=== Section Start ===
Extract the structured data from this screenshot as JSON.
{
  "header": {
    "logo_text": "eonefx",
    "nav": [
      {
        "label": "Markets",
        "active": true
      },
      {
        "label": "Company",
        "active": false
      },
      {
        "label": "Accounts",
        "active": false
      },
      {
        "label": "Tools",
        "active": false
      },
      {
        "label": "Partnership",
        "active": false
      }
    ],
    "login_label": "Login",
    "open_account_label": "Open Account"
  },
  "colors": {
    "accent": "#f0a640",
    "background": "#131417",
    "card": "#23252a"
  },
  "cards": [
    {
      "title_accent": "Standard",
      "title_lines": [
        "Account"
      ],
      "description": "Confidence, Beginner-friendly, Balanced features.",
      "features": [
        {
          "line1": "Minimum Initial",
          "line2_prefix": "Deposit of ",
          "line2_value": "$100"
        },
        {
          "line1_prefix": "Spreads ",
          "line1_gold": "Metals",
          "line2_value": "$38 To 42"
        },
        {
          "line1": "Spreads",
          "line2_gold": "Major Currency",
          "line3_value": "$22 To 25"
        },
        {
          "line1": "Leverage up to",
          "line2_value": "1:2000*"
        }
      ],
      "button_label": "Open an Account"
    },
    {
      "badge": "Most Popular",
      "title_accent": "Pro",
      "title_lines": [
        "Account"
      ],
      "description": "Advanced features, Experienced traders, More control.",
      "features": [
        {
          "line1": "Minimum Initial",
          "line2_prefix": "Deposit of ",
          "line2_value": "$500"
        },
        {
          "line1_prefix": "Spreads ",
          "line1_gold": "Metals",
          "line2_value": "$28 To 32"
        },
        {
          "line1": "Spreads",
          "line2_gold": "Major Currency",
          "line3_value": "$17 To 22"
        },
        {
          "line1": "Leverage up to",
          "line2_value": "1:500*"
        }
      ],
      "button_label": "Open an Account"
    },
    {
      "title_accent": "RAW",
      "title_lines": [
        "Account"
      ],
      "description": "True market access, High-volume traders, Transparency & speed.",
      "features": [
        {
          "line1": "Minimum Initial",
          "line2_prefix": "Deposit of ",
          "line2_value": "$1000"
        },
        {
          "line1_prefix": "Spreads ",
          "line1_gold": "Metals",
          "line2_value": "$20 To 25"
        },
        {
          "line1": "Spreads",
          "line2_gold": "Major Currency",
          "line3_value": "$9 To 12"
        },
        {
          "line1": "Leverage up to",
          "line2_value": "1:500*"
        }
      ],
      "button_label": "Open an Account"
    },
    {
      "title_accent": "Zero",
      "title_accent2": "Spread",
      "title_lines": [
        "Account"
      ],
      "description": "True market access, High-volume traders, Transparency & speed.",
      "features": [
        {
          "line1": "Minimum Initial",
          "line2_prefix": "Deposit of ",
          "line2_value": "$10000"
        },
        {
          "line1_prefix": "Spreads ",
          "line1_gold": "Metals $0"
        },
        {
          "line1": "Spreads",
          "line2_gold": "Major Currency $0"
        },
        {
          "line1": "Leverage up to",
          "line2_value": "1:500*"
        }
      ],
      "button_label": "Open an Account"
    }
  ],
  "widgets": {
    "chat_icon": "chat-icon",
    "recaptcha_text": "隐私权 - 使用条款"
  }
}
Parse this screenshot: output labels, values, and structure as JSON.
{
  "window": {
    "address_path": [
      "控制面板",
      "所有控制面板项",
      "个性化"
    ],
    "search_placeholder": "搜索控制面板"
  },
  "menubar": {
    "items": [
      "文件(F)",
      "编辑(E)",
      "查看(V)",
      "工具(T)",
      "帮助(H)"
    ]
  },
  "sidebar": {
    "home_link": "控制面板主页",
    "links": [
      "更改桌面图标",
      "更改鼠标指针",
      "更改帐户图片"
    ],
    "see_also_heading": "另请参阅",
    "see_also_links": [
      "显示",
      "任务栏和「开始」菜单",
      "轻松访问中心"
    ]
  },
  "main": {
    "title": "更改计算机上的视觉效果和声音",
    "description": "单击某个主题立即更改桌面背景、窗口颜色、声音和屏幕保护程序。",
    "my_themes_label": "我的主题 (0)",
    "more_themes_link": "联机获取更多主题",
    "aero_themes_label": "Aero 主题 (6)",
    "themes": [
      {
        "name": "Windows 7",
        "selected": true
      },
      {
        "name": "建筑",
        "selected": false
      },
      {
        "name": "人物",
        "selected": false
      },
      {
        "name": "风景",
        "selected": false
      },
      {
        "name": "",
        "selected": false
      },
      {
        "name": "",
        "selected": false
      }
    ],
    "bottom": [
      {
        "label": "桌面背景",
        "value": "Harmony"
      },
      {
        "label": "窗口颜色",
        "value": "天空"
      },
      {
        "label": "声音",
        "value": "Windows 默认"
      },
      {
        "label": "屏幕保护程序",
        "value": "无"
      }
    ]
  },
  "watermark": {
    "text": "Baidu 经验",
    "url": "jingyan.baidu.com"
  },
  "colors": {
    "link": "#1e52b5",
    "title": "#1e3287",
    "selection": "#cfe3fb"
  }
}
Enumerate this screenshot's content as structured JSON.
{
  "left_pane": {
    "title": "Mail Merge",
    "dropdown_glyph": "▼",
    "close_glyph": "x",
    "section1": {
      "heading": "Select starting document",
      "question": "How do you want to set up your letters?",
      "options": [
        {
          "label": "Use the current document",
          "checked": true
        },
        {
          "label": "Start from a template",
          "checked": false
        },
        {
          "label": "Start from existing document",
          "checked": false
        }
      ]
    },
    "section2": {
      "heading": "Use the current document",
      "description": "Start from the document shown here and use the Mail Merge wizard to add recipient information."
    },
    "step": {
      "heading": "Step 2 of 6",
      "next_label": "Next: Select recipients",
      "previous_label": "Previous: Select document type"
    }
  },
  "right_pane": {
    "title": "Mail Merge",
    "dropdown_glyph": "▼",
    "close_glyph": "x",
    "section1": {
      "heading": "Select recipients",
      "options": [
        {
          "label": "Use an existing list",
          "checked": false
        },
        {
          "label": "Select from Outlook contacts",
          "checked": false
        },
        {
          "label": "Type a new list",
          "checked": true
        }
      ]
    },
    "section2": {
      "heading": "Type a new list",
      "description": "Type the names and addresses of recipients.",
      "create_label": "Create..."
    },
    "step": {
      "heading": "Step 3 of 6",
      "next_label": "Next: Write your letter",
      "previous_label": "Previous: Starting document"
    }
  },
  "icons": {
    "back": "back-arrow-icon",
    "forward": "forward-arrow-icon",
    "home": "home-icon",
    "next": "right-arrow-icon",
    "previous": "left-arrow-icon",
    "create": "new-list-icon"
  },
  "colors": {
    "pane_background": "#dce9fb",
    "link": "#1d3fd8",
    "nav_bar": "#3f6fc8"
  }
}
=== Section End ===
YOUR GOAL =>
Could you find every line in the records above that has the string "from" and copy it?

TASK RESPONSE =>
Extract the structured data from this screenshot as JSON.
          "label": "Start from a template",
          "label": "Start from existing document",
      "description": "Start from the document shown here and use the Mail Merge wizard to add recipient information."
          "label": "Select from Outlook contacts",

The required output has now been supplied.